As Arsene Wenger surpassed Sir Alex Ferguson’s record for taking charge of the most Premier League game’s last weekend, I was reminded of a conversation we had at Arsenal’s London Conley training ground back in 2003.
Wenger was at the peak of his powers as he was overseeing Arsenal’s legendary unbeaten Premier League season as Sir Bobby Robson celebrated his 70th birthday while still in charge of Newcastle United.
I asked whether he could imagine himself still managing Arsenal at the age of 70 and his response was telling. “No chance,” he declared with a smile. “Bobby Robson is just a phenomenon because at 70 years old, he gets up and goes out training in his tracksuit to motivate his team. Not many men can do that at 70. He is incredible. I certainly don’t see myself doing this job at 70. Tell me to stop if I’m still doing this by then!”
Well Arsene, you toasted your 68th birthday in October and find yourself moving rapidly towards the age you requested to be advised to retire, with that date looming large on his horizon.
Sadly, the glorious exit Wenger should have earned following the success he oversaw during his first decade as Arsenal manager may now elude him as slowly but surely, his vice-like grip on power at Arsenal is loosening.
Wenger so nearly saw his reign as Arsenal manager ended last summer, as senior members of the club’s hierarchy voiced concerns about extending a managerial dynasty that began back in 1996 and has been increasingly loaded with acrimony in the last decade.
Three FA Cup wins in the last four years have not been enough for supporters who got used to the glories Wenger brought to Arsenal in the first half of his reign, with their current plight all-too predictable for those who signed up to the #WengerOut campaign long ago.
Sitting sixth in the Premier League table against of a game against champions Chelsea at Emirates Stadium, the mediocrity Wenger now oversees has long since become tiresome for Arsenal fans.
While Wenger still laments the arrival of Roman Abramovich at Chelsea – with his financial war chest helping to blow his invincible Arsenal armada off the Premier League’s top spot – it really didn’t need to get to this point for a manager who showed have bowed out with grace long ago.
If Wenger had walked away from Arsenal after ending his trophy drought with an FA Cup final win against Hull back in 2014, he would have left as a legend.
He had another chance to make a graceful exit last summer, when his record breaking seventh FA Cup win in a final against Chelsea offered him a route to sail into the sunset as a winner.
However, it is has been clear for sometime that Wenger doesn’t know how to end his Arsenal reign, with the club equally confused by the chaos that they fear will follow when he steps aside.
The new two-year contract he signed last summer was greeted with annoyance by many of the clubs fans and even though Wenger has now confirmed he will review his position again at the end of this season, it seems hard to imagine a scenario that will allow him to leave with the dignity this great man merits.
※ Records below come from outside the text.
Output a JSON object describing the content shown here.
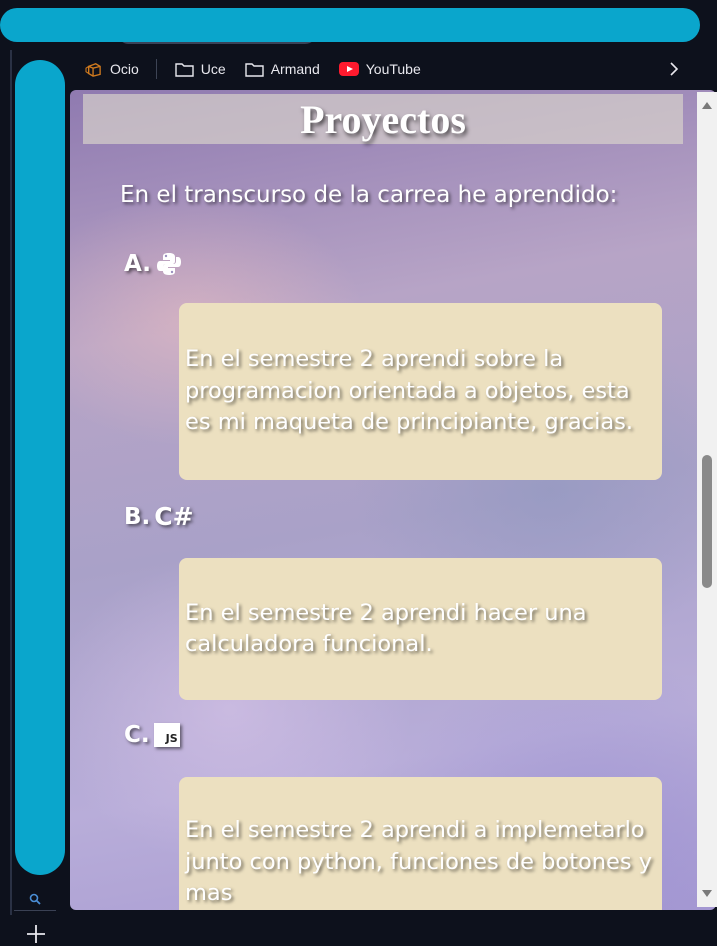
{
  "bookmarks": [
    {
      "label": "Ocio",
      "icon": "box-icon"
    },
    {
      "label": "Uce",
      "icon": "folder-icon"
    },
    {
      "label": "Armand",
      "icon": "folder-icon"
    },
    {
      "label": "YouTube",
      "icon": "youtube-icon"
    }
  ],
  "page": {
    "title": "Proyectos",
    "intro": "En el transcurso de la carrea he aprendido:",
    "items": [
      {
        "marker": "A.",
        "icon": "python-icon",
        "text": "En el semestre 2 aprendi sobre la programacion orientada a objetos, esta es mi maqueta de principiante, gracias."
      },
      {
        "marker": "B.",
        "icon_text": "C#",
        "text": "En el semestre 2 aprendi hacer una calculadora funcional."
      },
      {
        "marker": "C.",
        "icon_text": "JS",
        "text": "En el semestre 2 aprendi a implemetarlo junto con python, funciones de botones y mas"
      }
    ]
  },
  "colors": {
    "card_bg": "#ece0c0",
    "annotation_scribble": "#0aa6cc",
    "youtube_red": "#ff1a2e"
  }
}
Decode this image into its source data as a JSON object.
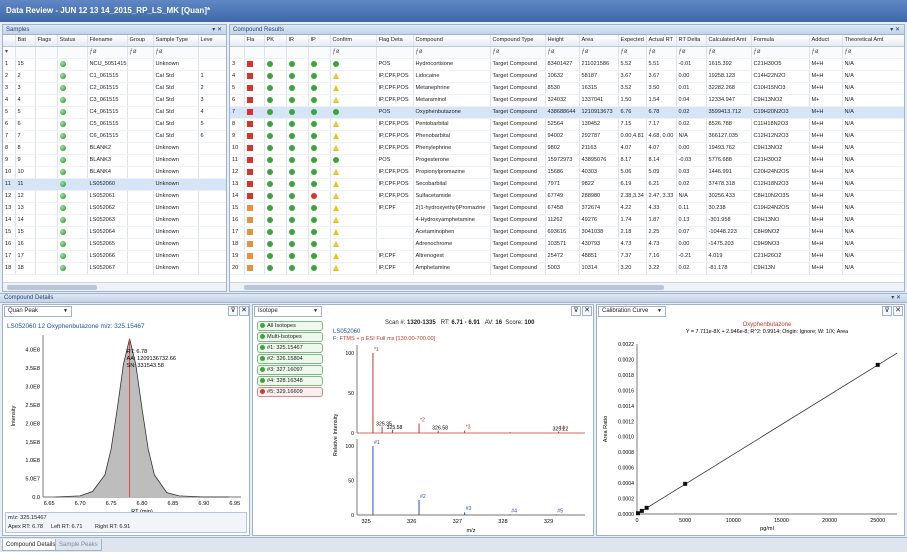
{
  "window": {
    "title": "Data Review - JUN 12 13 14_2015_RP_LS_MK [Quan]*"
  },
  "samples": {
    "title": "Samples",
    "columns": [
      "Bat",
      "Flags",
      "Status",
      "Filename",
      "Group",
      "Sample Type",
      "Leve"
    ],
    "rows": [
      {
        "n": "1",
        "bat": "15",
        "file": "NCU_5051415",
        "group": "",
        "type": "Unknown",
        "level": ""
      },
      {
        "n": "2",
        "bat": "2",
        "file": "C1_061515",
        "group": "",
        "type": "Cal Std",
        "level": "1"
      },
      {
        "n": "3",
        "bat": "3",
        "file": "C2_061515",
        "group": "",
        "type": "Cal Std",
        "level": "2"
      },
      {
        "n": "4",
        "bat": "4",
        "file": "C3_061515",
        "group": "",
        "type": "Cal Std",
        "level": "3"
      },
      {
        "n": "5",
        "bat": "5",
        "file": "C4_061515",
        "group": "",
        "type": "Cal Std",
        "level": "4"
      },
      {
        "n": "6",
        "bat": "6",
        "file": "C5_061515",
        "group": "",
        "type": "Cal Std",
        "level": "5"
      },
      {
        "n": "7",
        "bat": "7",
        "file": "C6_061515",
        "group": "",
        "type": "Cal Std",
        "level": "6"
      },
      {
        "n": "8",
        "bat": "8",
        "file": "BLANK2",
        "group": "",
        "type": "Unknown",
        "level": ""
      },
      {
        "n": "9",
        "bat": "9",
        "file": "BLANK3",
        "group": "",
        "type": "Unknown",
        "level": ""
      },
      {
        "n": "10",
        "bat": "10",
        "file": "BLANK4",
        "group": "",
        "type": "Unknown",
        "level": ""
      },
      {
        "n": "11",
        "bat": "11",
        "file": "LS052060",
        "group": "",
        "type": "Unknown",
        "level": ""
      },
      {
        "n": "12",
        "bat": "12",
        "file": "LS052061",
        "group": "",
        "type": "Unknown",
        "level": ""
      },
      {
        "n": "13",
        "bat": "13",
        "file": "LS052062",
        "group": "",
        "type": "Unknown",
        "level": ""
      },
      {
        "n": "14",
        "bat": "14",
        "file": "LS052063",
        "group": "",
        "type": "Unknown",
        "level": ""
      },
      {
        "n": "15",
        "bat": "15",
        "file": "LS052064",
        "group": "",
        "type": "Unknown",
        "level": ""
      },
      {
        "n": "16",
        "bat": "16",
        "file": "LS052065",
        "group": "",
        "type": "Unknown",
        "level": ""
      },
      {
        "n": "17",
        "bat": "17",
        "file": "LS052066",
        "group": "",
        "type": "Unknown",
        "level": ""
      },
      {
        "n": "18",
        "bat": "18",
        "file": "LS052067",
        "group": "",
        "type": "Unknown",
        "level": ""
      }
    ]
  },
  "compounds": {
    "title": "Compound Results",
    "columns": [
      "Fla",
      "PK",
      "IR",
      "IP",
      "Confirm",
      "Flag Deta",
      "Compound",
      "Compound Type",
      "Height",
      "Area",
      "Expected",
      "Actual RT",
      "RT Delta",
      "Calculated Amt",
      "Formula",
      "Adduct",
      "Theoretical Amt"
    ],
    "rows": [
      {
        "n": "3",
        "sq": "#d9342b",
        "ir": "#3aa53a",
        "conf": "dot",
        "det": "POS",
        "name": "Hydrocortisone",
        "type": "Target Compound",
        "h": "83401427",
        "a": "211021586",
        "e": "5.52",
        "rt": "5.51",
        "d": "-0.01",
        "amt": "1615.392",
        "f": "C21H30O5",
        "ad": "M+H",
        "th": "N/A"
      },
      {
        "n": "4",
        "sq": "#d9342b",
        "ir": "#3aa53a",
        "conf": "tri",
        "det": "IP,CPF,POS",
        "name": "Lidocaine",
        "type": "Target Compound",
        "h": "10632",
        "a": "58187",
        "e": "3.67",
        "rt": "3.67",
        "d": "0.00",
        "amt": "19258.123",
        "f": "C14H22N2O",
        "ad": "M+H",
        "th": "N/A"
      },
      {
        "n": "5",
        "sq": "#d9342b",
        "ir": "#3aa53a",
        "conf": "tri",
        "det": "IP,CPF,POS",
        "name": "Metanephrine",
        "type": "Target Compound",
        "h": "8530",
        "a": "16315",
        "e": "3.52",
        "rt": "3.50",
        "d": "0.01",
        "amt": "32282.268",
        "f": "C10H15NO3",
        "ad": "M+H",
        "th": "N/A"
      },
      {
        "n": "6",
        "sq": "#d9342b",
        "ir": "#3aa53a",
        "conf": "tri",
        "det": "IP,CPF,POS",
        "name": "Metaraminol",
        "type": "Target Compound",
        "h": "324032",
        "a": "1337041",
        "e": "1.50",
        "rt": "1.54",
        "d": "0.04",
        "amt": "12334.947",
        "f": "C9H13NO2",
        "ad": "M+",
        "th": "N/A"
      },
      {
        "n": "7",
        "sq": "#d9342b",
        "ir": "#3aa53a",
        "conf": "dot",
        "det": "POS",
        "name": "Oxyphenbutazone",
        "type": "Target Compound",
        "h": "438688644",
        "a": "1210913673",
        "e": "6.76",
        "rt": "6.78",
        "d": "0.02",
        "amt": "3599413.712",
        "f": "C19H20N2O3",
        "ad": "M+H",
        "th": "N/A",
        "sel": true
      },
      {
        "n": "8",
        "sq": "#d9342b",
        "ir": "#3aa53a",
        "conf": "tri",
        "det": "IP,CPF,POS",
        "name": "Pentobarbital",
        "type": "Target Compound",
        "h": "52564",
        "a": "130452",
        "e": "7.15",
        "rt": "7.17",
        "d": "0.02",
        "amt": "8526.788",
        "f": "C11H18N2O3",
        "ad": "M+H",
        "th": "N/A"
      },
      {
        "n": "9",
        "sq": "#d9342b",
        "ir": "#3aa53a",
        "conf": "tri",
        "det": "IP,CPF,POS",
        "name": "Phenobarbital",
        "type": "Target Compound",
        "h": "94002",
        "a": "292787",
        "e": "0.00,4.81",
        "rt": "4.68, 0.00",
        "d": "N/A",
        "amt": "366127.035",
        "f": "C12H12N2O3",
        "ad": "M+H",
        "th": "N/A"
      },
      {
        "n": "10",
        "sq": "#d9342b",
        "ir": "#3aa53a",
        "conf": "tri",
        "det": "IP,CPF,POS",
        "name": "Phenylephrine",
        "type": "Target Compound",
        "h": "9802",
        "a": "21163",
        "e": "4.07",
        "rt": "4.07",
        "d": "0.00",
        "amt": "19493.762",
        "f": "C9H13NO2",
        "ad": "M+H",
        "th": "N/A"
      },
      {
        "n": "11",
        "sq": "#d9342b",
        "ir": "#3aa53a",
        "conf": "dot",
        "det": "POS",
        "name": "Progesterone",
        "type": "Target Compound",
        "h": "15972973",
        "a": "43895076",
        "e": "8.17",
        "rt": "8.14",
        "d": "-0.03",
        "amt": "5776.688",
        "f": "C21H30O2",
        "ad": "M+H",
        "th": "N/A"
      },
      {
        "n": "12",
        "sq": "#d9342b",
        "ir": "#3aa53a",
        "conf": "tri",
        "det": "IP,CPF,POS",
        "name": "Propionylpromazine",
        "type": "Target Compound",
        "h": "15686",
        "a": "40303",
        "e": "5.06",
        "rt": "5.09",
        "d": "0.03",
        "amt": "1446.991",
        "f": "C20H24N2OS",
        "ad": "M+H",
        "th": "N/A"
      },
      {
        "n": "13",
        "sq": "#d9342b",
        "ir": "#3aa53a",
        "conf": "tri",
        "det": "IP,CPF,POS",
        "name": "Secobarbital",
        "type": "Target Compound",
        "h": "7971",
        "a": "9822",
        "e": "6.19",
        "rt": "6.21",
        "d": "0.02",
        "amt": "37478.318",
        "f": "C12H18N2O3",
        "ad": "M+H",
        "th": "N/A"
      },
      {
        "n": "14",
        "sq": "#d9342b",
        "ir": "#3aa53a",
        "conf": "tri",
        "det": "IP,CPF,POS",
        "name": "Sulfacetamide",
        "type": "Target Compound",
        "h": "67749",
        "a": "288980",
        "e": "2.38,3.34",
        "rt": "2.47, 3.33",
        "d": "N/A",
        "amt": "30256.433",
        "f": "C8H10N2O3S",
        "ad": "M+H",
        "th": "N/A"
      },
      {
        "n": "15",
        "sq": "#e8913a",
        "ir": "#3aa53a",
        "conf": "tri",
        "det": "IP,CPF",
        "name": "2(1-hydroxyethyl)Promazine",
        "type": "Target Compound",
        "h": "67458",
        "a": "372674",
        "e": "4.22",
        "rt": "4.33",
        "d": "0.11",
        "amt": "30.238",
        "f": "C19H24N2OS",
        "ad": "M+H",
        "th": "N/A"
      },
      {
        "n": "16",
        "sq": "#e8913a",
        "ir": "#3aa53a",
        "conf": "tri",
        "det": "",
        "name": "4-Hydroxyamphetamine",
        "type": "Target Compound",
        "h": "11262",
        "a": "49276",
        "e": "1.74",
        "rt": "1.87",
        "d": "0.13",
        "amt": "-301.958",
        "f": "C9H13NO",
        "ad": "M+H",
        "th": "N/A"
      },
      {
        "n": "17",
        "sq": "#e8913a",
        "ir": "#3aa53a",
        "conf": "tri",
        "det": "",
        "name": "Acetaminophen",
        "type": "Target Compound",
        "h": "693616",
        "a": "3041038",
        "e": "2.18",
        "rt": "2.25",
        "d": "0.07",
        "amt": "-10448.223",
        "f": "C8H9NO2",
        "ad": "M+H",
        "th": "N/A"
      },
      {
        "n": "18",
        "sq": "#e8913a",
        "ir": "#3aa53a",
        "conf": "tri",
        "det": "",
        "name": "Adrenochrome",
        "type": "Target Compound",
        "h": "103571",
        "a": "430793",
        "e": "4.73",
        "rt": "4.73",
        "d": "0.00",
        "amt": "-1475.203",
        "f": "C9H9NO3",
        "ad": "M+H",
        "th": "N/A"
      },
      {
        "n": "19",
        "sq": "#e8913a",
        "ir": "#3aa53a",
        "conf": "tri",
        "det": "IP,CPF",
        "name": "Altrenogest",
        "type": "Target Compound",
        "h": "25472",
        "a": "48851",
        "e": "7.37",
        "rt": "7.16",
        "d": "-0.21",
        "amt": "4.019",
        "f": "C21H26O2",
        "ad": "M+H",
        "th": "N/A"
      },
      {
        "n": "20",
        "sq": "#e8913a",
        "ir": "#3aa53a",
        "conf": "tri",
        "det": "IP,CPF",
        "name": "Amphetamine",
        "type": "Target Compound",
        "h": "5003",
        "a": "10314",
        "e": "3.20",
        "rt": "3.22",
        "d": "0.02",
        "amt": "-81.178",
        "f": "C9H13N",
        "ad": "M+H",
        "th": "N/A"
      }
    ]
  },
  "details": {
    "section_title": "Compound Details",
    "quan": {
      "dropdown": "Quan Peak",
      "header": "LS052060  12  Oxyphenbutazone  m/z: 325.15467",
      "ann_rt": "RT: 6.78",
      "ann_aa": "AA: 1209136732.66",
      "ann_sn": "SN: 331543.58",
      "ylabel": "Intensity",
      "xlabel": "RT (min)",
      "footer_mz": "m/z: 325.15467",
      "footer_apex": "Apex RT: 6.78",
      "footer_left": "Left RT: 6.71",
      "footer_right": "Right RT: 6.91"
    },
    "isotope": {
      "dropdown": "Isotope",
      "items": [
        "All Isotopes",
        "Multi-Isotopes",
        "#1: 325.15467",
        "#2: 326.15804",
        "#3: 327.16097",
        "#4: 328.16348",
        "#5: 329.16609"
      ],
      "scan_label": "Scan #:",
      "scan_value": "1320-1335",
      "rt_label": "RT:",
      "rt_value": "6.71 - 6.91",
      "av_label": "AV:",
      "av_value": "16",
      "score_label": "Score:",
      "score_value": "100",
      "sample": "LS052060",
      "filter_prefix": "F:",
      "filter": "FTMS + p ESI Full ms [130.00-700.00]",
      "ylabel": "Relative Intensity",
      "xlabel": "m/z",
      "top_labels": [
        "325.35",
        "325.58",
        "326.58",
        "329.22"
      ],
      "markers_top": [
        "*1",
        "*2",
        "*3",
        "*4"
      ],
      "markers_bottom": [
        "#1",
        "#2",
        "#3",
        "#4",
        "#5"
      ],
      "xticks": [
        "325",
        "326",
        "327",
        "328",
        "329"
      ]
    },
    "calibration": {
      "dropdown": "Calibration Curve",
      "title": "Oxyphenbutazone",
      "equation": "Y = 7.711e-8X + 2.946e-8; R^2: 0.9914; Origin: Ignore; W: 1/X; Area",
      "ylabel": "Area Ratio",
      "xlabel": "pg/ml"
    }
  },
  "tabs": [
    "Compound Details",
    "Sample Peaks"
  ],
  "chart_data": [
    {
      "type": "line",
      "title": "",
      "xlabel": "RT (min)",
      "ylabel": "Intensity",
      "xlim": [
        6.64,
        6.96
      ],
      "ylim": [
        0,
        440000000.0
      ],
      "xticks": [
        6.65,
        6.7,
        6.75,
        6.8,
        6.85,
        6.9,
        6.95
      ],
      "yticks": [
        0,
        50000000.0,
        100000000.0,
        150000000.0,
        200000000.0,
        250000000.0,
        300000000.0,
        350000000.0,
        400000000.0
      ],
      "ytick_labels": [
        "0.0",
        "5.0E7",
        "1.0E8",
        "1.5E8",
        "2.0E8",
        "2.5E8",
        "3.0E8",
        "3.5E8",
        "4.0E8"
      ],
      "x": [
        6.66,
        6.7,
        6.72,
        6.74,
        6.75,
        6.76,
        6.77,
        6.78,
        6.79,
        6.8,
        6.81,
        6.82,
        6.84,
        6.86,
        6.9,
        6.94
      ],
      "y": [
        0,
        3000000.0,
        15000000.0,
        60000000.0,
        130000000.0,
        240000000.0,
        360000000.0,
        430000000.0,
        360000000.0,
        240000000.0,
        130000000.0,
        60000000.0,
        12000000.0,
        3000000.0,
        0,
        0
      ],
      "marker_rt": 6.78
    },
    {
      "type": "bar",
      "title": "",
      "xlabel": "m/z",
      "ylabel": "Relative Intensity",
      "xlim": [
        324.8,
        329.8
      ],
      "ylim": [
        0,
        110
      ],
      "yticks": [
        0,
        50,
        100
      ],
      "series": [
        {
          "name": "top",
          "x": [
            325.15,
            325.35,
            325.58,
            326.16,
            326.58,
            327.16,
            328.16,
            329.22
          ],
          "y": [
            100,
            8,
            4,
            12,
            3,
            3,
            1,
            2
          ]
        },
        {
          "name": "bottom",
          "x": [
            325.15,
            326.16,
            327.16,
            328.16,
            329.17
          ],
          "y": [
            100,
            22,
            4,
            1,
            1
          ]
        }
      ]
    },
    {
      "type": "scatter",
      "title": "Oxyphenbutazone",
      "xlabel": "pg/ml",
      "ylabel": "Area Ratio",
      "xlim": [
        0,
        27000
      ],
      "ylim": [
        0,
        0.0022
      ],
      "xticks": [
        0,
        5000,
        10000,
        15000,
        20000,
        25000
      ],
      "yticks": [
        0,
        0.0002,
        0.0004,
        0.0006,
        0.0008,
        0.001,
        0.0012,
        0.0014,
        0.0016,
        0.0018,
        0.002,
        0.0022
      ],
      "x": [
        100,
        500,
        1000,
        5000,
        25000
      ],
      "y": [
        1e-05,
        4e-05,
        8e-05,
        0.00039,
        0.00193
      ],
      "fit": {
        "slope": 7.711e-08,
        "intercept": 2.946e-08
      }
    }
  ]
}
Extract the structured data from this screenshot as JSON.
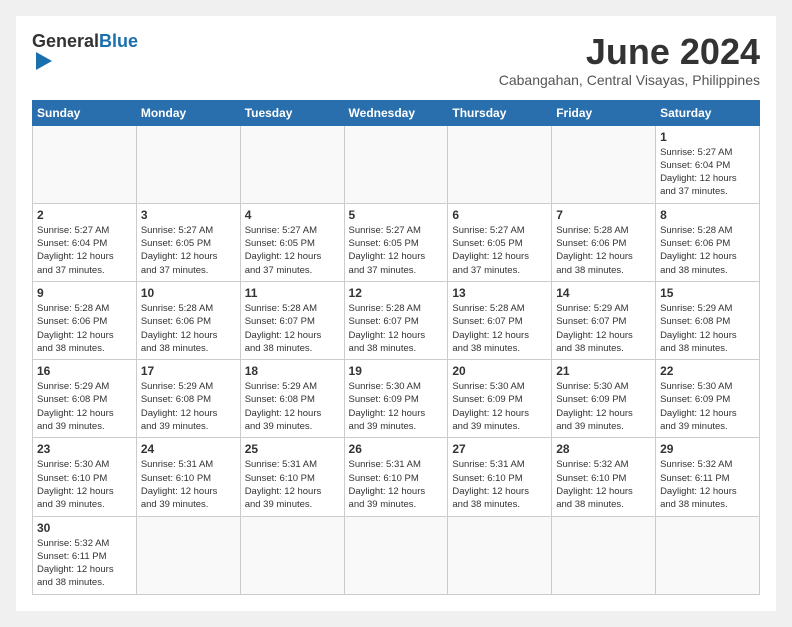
{
  "logo": {
    "text_general": "General",
    "text_blue": "Blue"
  },
  "header": {
    "month": "June 2024",
    "location": "Cabangahan, Central Visayas, Philippines"
  },
  "weekdays": [
    "Sunday",
    "Monday",
    "Tuesday",
    "Wednesday",
    "Thursday",
    "Friday",
    "Saturday"
  ],
  "weeks": [
    [
      {
        "day": "",
        "info": ""
      },
      {
        "day": "",
        "info": ""
      },
      {
        "day": "",
        "info": ""
      },
      {
        "day": "",
        "info": ""
      },
      {
        "day": "",
        "info": ""
      },
      {
        "day": "",
        "info": ""
      },
      {
        "day": "1",
        "info": "Sunrise: 5:27 AM\nSunset: 6:04 PM\nDaylight: 12 hours and 37 minutes."
      }
    ],
    [
      {
        "day": "2",
        "info": "Sunrise: 5:27 AM\nSunset: 6:04 PM\nDaylight: 12 hours and 37 minutes."
      },
      {
        "day": "3",
        "info": "Sunrise: 5:27 AM\nSunset: 6:05 PM\nDaylight: 12 hours and 37 minutes."
      },
      {
        "day": "4",
        "info": "Sunrise: 5:27 AM\nSunset: 6:05 PM\nDaylight: 12 hours and 37 minutes."
      },
      {
        "day": "5",
        "info": "Sunrise: 5:27 AM\nSunset: 6:05 PM\nDaylight: 12 hours and 37 minutes."
      },
      {
        "day": "6",
        "info": "Sunrise: 5:27 AM\nSunset: 6:05 PM\nDaylight: 12 hours and 37 minutes."
      },
      {
        "day": "7",
        "info": "Sunrise: 5:28 AM\nSunset: 6:06 PM\nDaylight: 12 hours and 38 minutes."
      },
      {
        "day": "8",
        "info": "Sunrise: 5:28 AM\nSunset: 6:06 PM\nDaylight: 12 hours and 38 minutes."
      }
    ],
    [
      {
        "day": "9",
        "info": "Sunrise: 5:28 AM\nSunset: 6:06 PM\nDaylight: 12 hours and 38 minutes."
      },
      {
        "day": "10",
        "info": "Sunrise: 5:28 AM\nSunset: 6:06 PM\nDaylight: 12 hours and 38 minutes."
      },
      {
        "day": "11",
        "info": "Sunrise: 5:28 AM\nSunset: 6:07 PM\nDaylight: 12 hours and 38 minutes."
      },
      {
        "day": "12",
        "info": "Sunrise: 5:28 AM\nSunset: 6:07 PM\nDaylight: 12 hours and 38 minutes."
      },
      {
        "day": "13",
        "info": "Sunrise: 5:28 AM\nSunset: 6:07 PM\nDaylight: 12 hours and 38 minutes."
      },
      {
        "day": "14",
        "info": "Sunrise: 5:29 AM\nSunset: 6:07 PM\nDaylight: 12 hours and 38 minutes."
      },
      {
        "day": "15",
        "info": "Sunrise: 5:29 AM\nSunset: 6:08 PM\nDaylight: 12 hours and 38 minutes."
      }
    ],
    [
      {
        "day": "16",
        "info": "Sunrise: 5:29 AM\nSunset: 6:08 PM\nDaylight: 12 hours and 39 minutes."
      },
      {
        "day": "17",
        "info": "Sunrise: 5:29 AM\nSunset: 6:08 PM\nDaylight: 12 hours and 39 minutes."
      },
      {
        "day": "18",
        "info": "Sunrise: 5:29 AM\nSunset: 6:08 PM\nDaylight: 12 hours and 39 minutes."
      },
      {
        "day": "19",
        "info": "Sunrise: 5:30 AM\nSunset: 6:09 PM\nDaylight: 12 hours and 39 minutes."
      },
      {
        "day": "20",
        "info": "Sunrise: 5:30 AM\nSunset: 6:09 PM\nDaylight: 12 hours and 39 minutes."
      },
      {
        "day": "21",
        "info": "Sunrise: 5:30 AM\nSunset: 6:09 PM\nDaylight: 12 hours and 39 minutes."
      },
      {
        "day": "22",
        "info": "Sunrise: 5:30 AM\nSunset: 6:09 PM\nDaylight: 12 hours and 39 minutes."
      }
    ],
    [
      {
        "day": "23",
        "info": "Sunrise: 5:30 AM\nSunset: 6:10 PM\nDaylight: 12 hours and 39 minutes."
      },
      {
        "day": "24",
        "info": "Sunrise: 5:31 AM\nSunset: 6:10 PM\nDaylight: 12 hours and 39 minutes."
      },
      {
        "day": "25",
        "info": "Sunrise: 5:31 AM\nSunset: 6:10 PM\nDaylight: 12 hours and 39 minutes."
      },
      {
        "day": "26",
        "info": "Sunrise: 5:31 AM\nSunset: 6:10 PM\nDaylight: 12 hours and 39 minutes."
      },
      {
        "day": "27",
        "info": "Sunrise: 5:31 AM\nSunset: 6:10 PM\nDaylight: 12 hours and 38 minutes."
      },
      {
        "day": "28",
        "info": "Sunrise: 5:32 AM\nSunset: 6:10 PM\nDaylight: 12 hours and 38 minutes."
      },
      {
        "day": "29",
        "info": "Sunrise: 5:32 AM\nSunset: 6:11 PM\nDaylight: 12 hours and 38 minutes."
      }
    ],
    [
      {
        "day": "30",
        "info": "Sunrise: 5:32 AM\nSunset: 6:11 PM\nDaylight: 12 hours and 38 minutes."
      },
      {
        "day": "",
        "info": ""
      },
      {
        "day": "",
        "info": ""
      },
      {
        "day": "",
        "info": ""
      },
      {
        "day": "",
        "info": ""
      },
      {
        "day": "",
        "info": ""
      },
      {
        "day": "",
        "info": ""
      }
    ]
  ]
}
“I sit down with the board at the end of every season and see where we go from there,” confirms Wenger. “I have two years on this contract and I will always try to go the end of my contract, but I always have the honesty to sit down with the board and to see where we go from there. That’s quite simple.
“My hunger, my commitment is bigger than ever. I question myself a lot, don’t worry, and that is why we sit down every year to see where I go. The present for me is about style of play, winning trophies, winning every game. Don’t think I don’t know. It’s essential.”
Whether he agreed to it or not, Wenger’s control at Arsenal has been diluted in recent weeks following the appointment of Raul Sanllehi and Sven Mislintat to key positions in Arsenal’s recruitment department.
The Arsenal boss appeared to have secured victory in his battle to retain control of the club he has managed with an iron fist since 1996 when he won his power battle with senior members of the Arsenal board pressing for change earlier this year, yet the arrival of former Barcelona Director of Football Sanllehi and new chief scout Mislintat were key appointments that were not given the prominence they were due.
Wenger has not confirmed that he had the final say over the arrivals of Sanllehi and Mislintat, with the lack of fanfare surrounding their appointments viewed as evidence that Arsenal chiefs did not want to rile the manager by promoting the significance in the Gunners set-up.
Sanllehi and Mislintat would not have agreed to join Arsenal if Wenger was still the dominant decision maker at all levels of the club, so the evolution to life after the club’s most successful manager of all-time appears to be underway, with the duo likely to be consulted when the time comes to appoint a new Arsenal boss.
Arsenal headed into 2018 sitting sixth in the Premier League table and no closer to ending their enduring wait to win a trophy Wenger last got his hands on in 2004 and so long as this manager is in charge, Arsenal will not win the biggest prize in English football again.
Everyone must appreciate that unfortunate reality by now and all that is left now is to work out how to end a story that has been tarnished his legacy by a manager whose refusal to accept his time was up long ago.
MOST PREMIER LEAGUE GAMES
Arsene Wenger – 811
Alex Ferguson – 810
Harry Redknapp – 693
David Moyes – 508
Sam Allardyce – 495
Mark Hughes – 443
Steve Bruce – 393
Martin O’Neill – 359